Florida’s new marriage laws went into effect in Florida on July 1, 2023, making significant changes that will affect divorcing couples. The CS/HB 1301 and CS/SB 1416 bills significantly change the law regarding the establishment and modification of alimony obligations and the time periods associated with the length of marriage. The new law applies to all pending cases and cases filed after July 1. It will apply to all timesharing discussions in paternity and divorce cases, as well as in modification cases.
Durational alimony may not be awarded in marriages less than 3 years in duration. Other alimony forms, such as “bridge the gap,” may still be awarded in short term marriages.
A short term marriage is now deemed to be a marriage up to ten years in duration, a middle duration marriage is one lasting between 10 and 20 years, and a long duration marriage is 20 years and over.
Durational alimony awarded cannot exceed 50% of the duration of the marriage in short term marriages, 60% of the duration of the marriage in middle duration marriages and 75% of the duration of the marriage in long duration marriages.
Exceptional circumstances may extend the term of duration by showing clear and convincing evidence it is necessary upon 61.08(3) factors and additional factors in new law.
The amount of durational alimony is actual need of the recipient or 35% of the difference of the net income of the parties, whichever is less.
To learn more, read our blog about how this new law deals with alimony.
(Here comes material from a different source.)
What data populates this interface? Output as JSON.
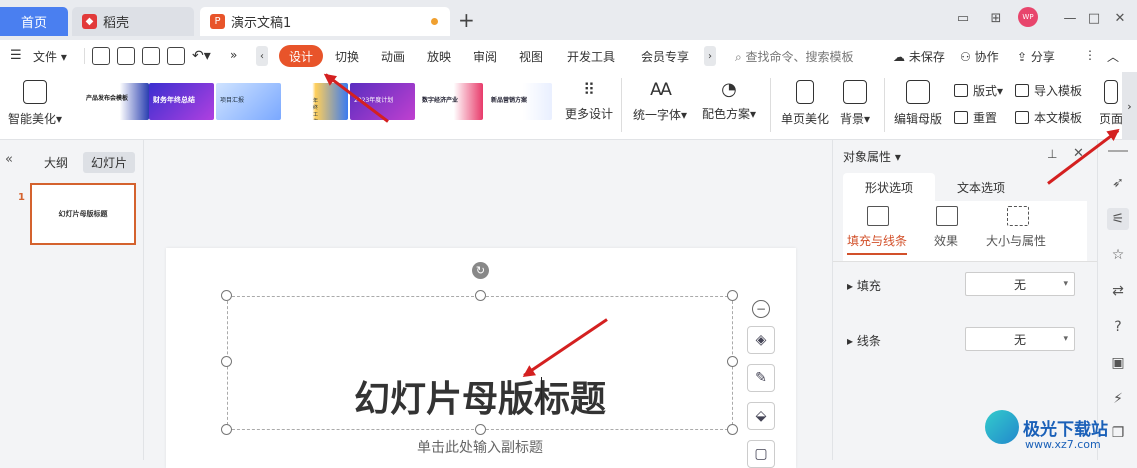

The Syprett Meshad Family Law attorneys are here to help. Please contact us at 941.365.7171 or learn more about our marital, family law, and divorce legal team by clicking any of the images below: